    When you are hospitalized, you may experience weakness as a result of your illness, use of certain medications, or because of a surgical procedure. Call for assistance when you need to get out of bed, even if you think it is not necessary. Inform staff of safety devices you use at home for ambulation. Wear non-slip shoes/slippers when ambulating. Use your corrective eyewear in the Hospital as you would at home. Contact staff if there is a spill to avoid a slip/fall. Ask nursing staff to assist if it becomes necessary to detach or reconnect tubing catheters.

  • Hand Washing — Clean Hands Matter

    One of the fastest ways people spread germs and infections is through the hands. Therefore, OMH has implemented the following hand washing guidelines designed for everyone’s safety: Wash your hands often and thoroughly. Ask your visitors to use hand sanitizer when they arrive and when they leave. A hand sanitizer dispenser is located in or near your room. If you don’t see your caregivers washing their hands or using the hand sanitizer , “speak up” and feel free to remind them to do so.

  • Special Precautions — Infection Prevention

    Some patients require special precautions to protect themselves, staff, and visitors. This may require staff and visitors to wear a gown, mask, and gloves. Special instructions posted on the door of the patient’s room must be followed.

  • Respiratory Etiquette — Cough or Cover Your Sneeze

    Serious respiratory illnesses like influenza, respiratory syncytial virus (RSV), whooping cough, and severe accute respiratory syndrome (SARS) are spread by:

    • Coughing or sneezing
    • Unclean hands
    To Help Stop the Spread of Germs

    Cover your mouth and nose with a tissue when you cough or sneeze If you don’t have a tissue, cough or sneeze into your upper sleeve, not your hands. Put your used tissue in the waste basket Clean your hands after coughing or sneezing Wash with soap and water OR Clean with an alcohol-based hand cleaner Some patients require special precautions to protect themselves, staff, and visitors. This may require staff and visitors to wear a gown, mask, and gloves. Special instructions posted on the door of the patient’s room must be followed.

    Note: You may be asked to put on a surgical mask to protect others.

  • Communicate — Look. Listen. Ask. Learn

    If you have any questions or concerns, please tell your doctor or nurse. We want to know if you are experiencing any pain or discomfort or if something isn’t right with your medications, diet, or overall care. The staff can verify that you are getting the right treatment or make the necessary changes. No question is too trivial when it comes to your healthcare, so please ask.

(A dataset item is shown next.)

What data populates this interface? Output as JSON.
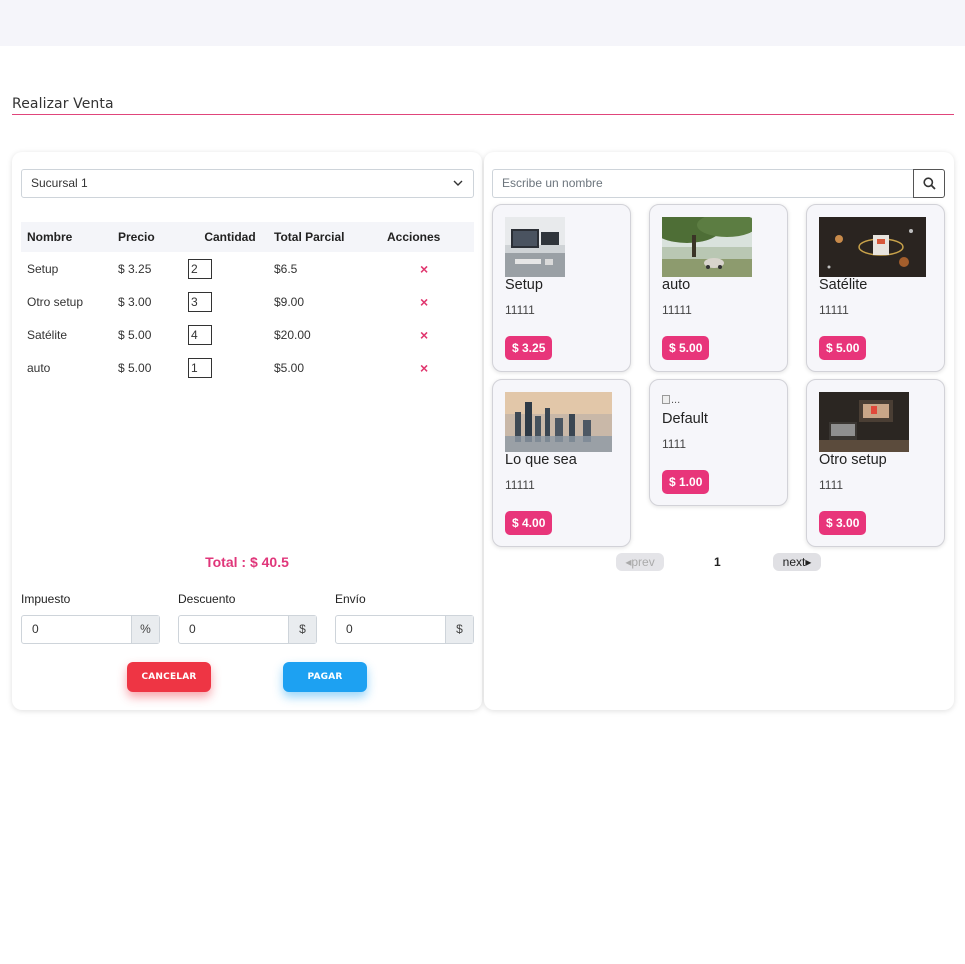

    Sometimes unanticipated outcomes do occur. Please help us help you by remembering that you are part of your healthcare team! Your physician will inform you if any unanticipated outcomes should happen. As a patient, you have the right to know about your health. We will try to resolve issues that you bring to our attention.

  • Rapid Response — When To Call For Assistance

    If you think the patient’s condition is getting worse, you can ask staff to call the “Rapid Response Team” or you can call to activate the team by dialing “0” and asking for the “Rapid Response Team” to come evaluate your loved one.

    When To Call For The Rapid Response Team:

    If a noticeable medical change in a patient occurs, notify the nursing staff. If after speaking with a nurse, you continue to have serious concerns, ask to have the Rapid Response Team contacted OR you can activate the team by dialing “0” and asking for the Rapid Response Team. The Rapid Response Team will be paged overhead and will arrive in the room to assess the situation. Additional clinical support will be called in as needed.

    In offering our families the option to ask for an evaluation by the Rapid Response Team, we want you to know you are our partners in care. Problems can happen any time a patient is in the hospital. The Rapid Response Team can help before there is a medical emergency.

    If you have any questions, please discuss them with one of our healthcare providers.

    Remember, no one knows your loved one like you do!